### TASK TO CARRY OUT
Leave every image out, and return the rest of the data word for word.
[EXERCISE INPUTS]
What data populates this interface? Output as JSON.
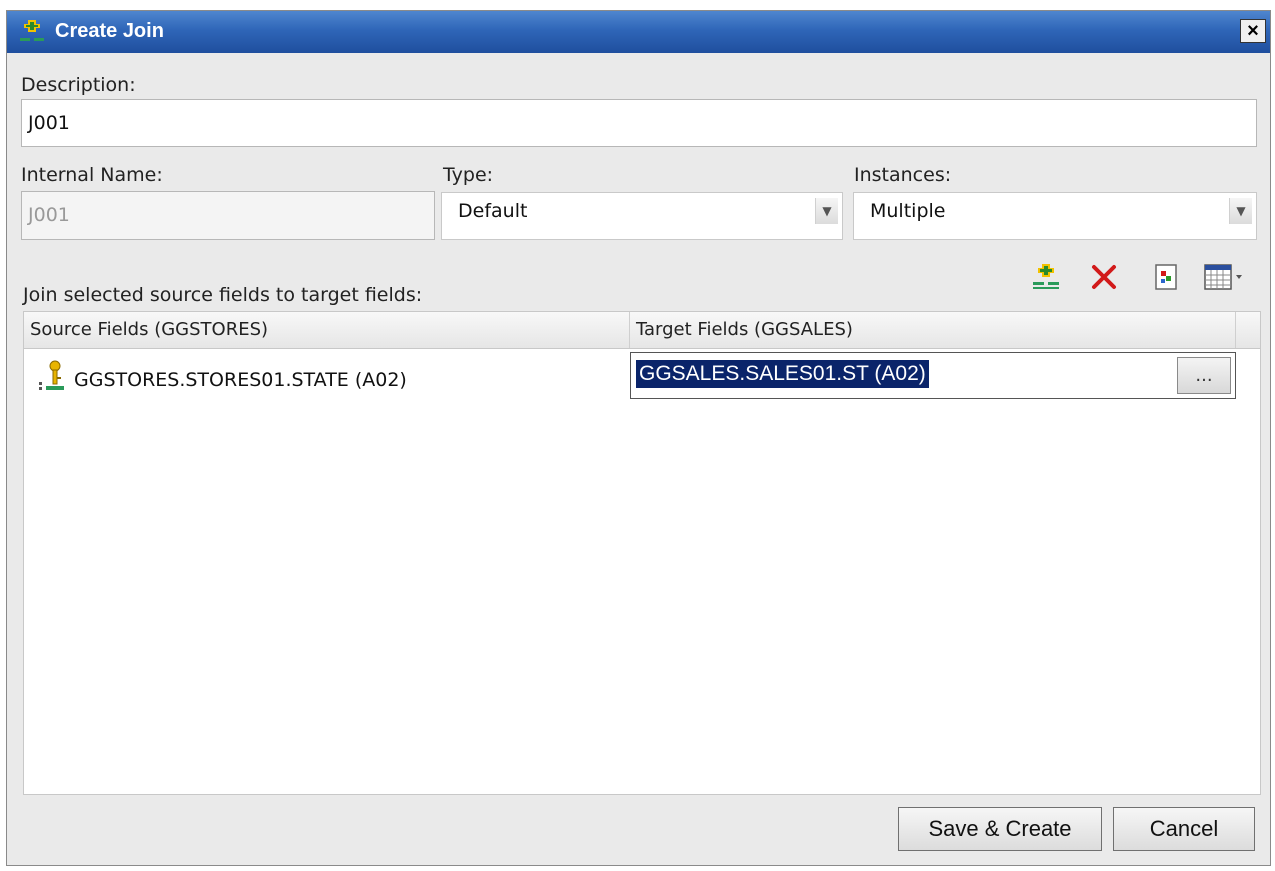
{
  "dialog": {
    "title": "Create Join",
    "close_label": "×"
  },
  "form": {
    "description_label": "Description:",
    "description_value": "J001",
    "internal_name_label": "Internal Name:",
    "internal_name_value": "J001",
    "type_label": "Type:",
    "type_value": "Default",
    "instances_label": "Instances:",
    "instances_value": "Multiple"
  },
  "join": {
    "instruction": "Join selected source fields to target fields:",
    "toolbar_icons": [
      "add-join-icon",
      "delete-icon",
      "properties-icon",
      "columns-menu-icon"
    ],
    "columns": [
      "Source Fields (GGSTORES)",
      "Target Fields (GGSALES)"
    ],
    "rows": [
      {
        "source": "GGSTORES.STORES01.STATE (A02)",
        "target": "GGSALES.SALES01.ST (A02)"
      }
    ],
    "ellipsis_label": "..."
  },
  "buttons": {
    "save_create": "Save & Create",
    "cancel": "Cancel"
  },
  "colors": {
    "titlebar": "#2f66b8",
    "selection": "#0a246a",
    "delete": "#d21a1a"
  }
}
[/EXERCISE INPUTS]
### RESPONSE BOX
What data populates this interface? Output as JSON.
{
  "dialog": {
    "title": "Create Join",
    "close_label": "×"
  },
  "form": {
    "description_label": "Description:",
    "description_value": "J001",
    "internal_name_label": "Internal Name:",
    "internal_name_value": "J001",
    "type_label": "Type:",
    "type_value": "Default",
    "instances_label": "Instances:",
    "instances_value": "Multiple"
  },
  "join": {
    "instruction": "Join selected source fields to target fields:",
    "toolbar_icons": [
      "add-join-icon",
      "delete-icon",
      "properties-icon",
      "columns-menu-icon"
    ],
    "columns": [
      "Source Fields (GGSTORES)",
      "Target Fields (GGSALES)"
    ],
    "rows": [
      {
        "source": "GGSTORES.STORES01.STATE (A02)",
        "target": "GGSALES.SALES01.ST (A02)"
      }
    ],
    "ellipsis_label": "..."
  },
  "buttons": {
    "save_create": "Save & Create",
    "cancel": "Cancel"
  },
  "colors": {
    "titlebar": "#2f66b8",
    "selection": "#0a246a",
    "delete": "#d21a1a"
  }
}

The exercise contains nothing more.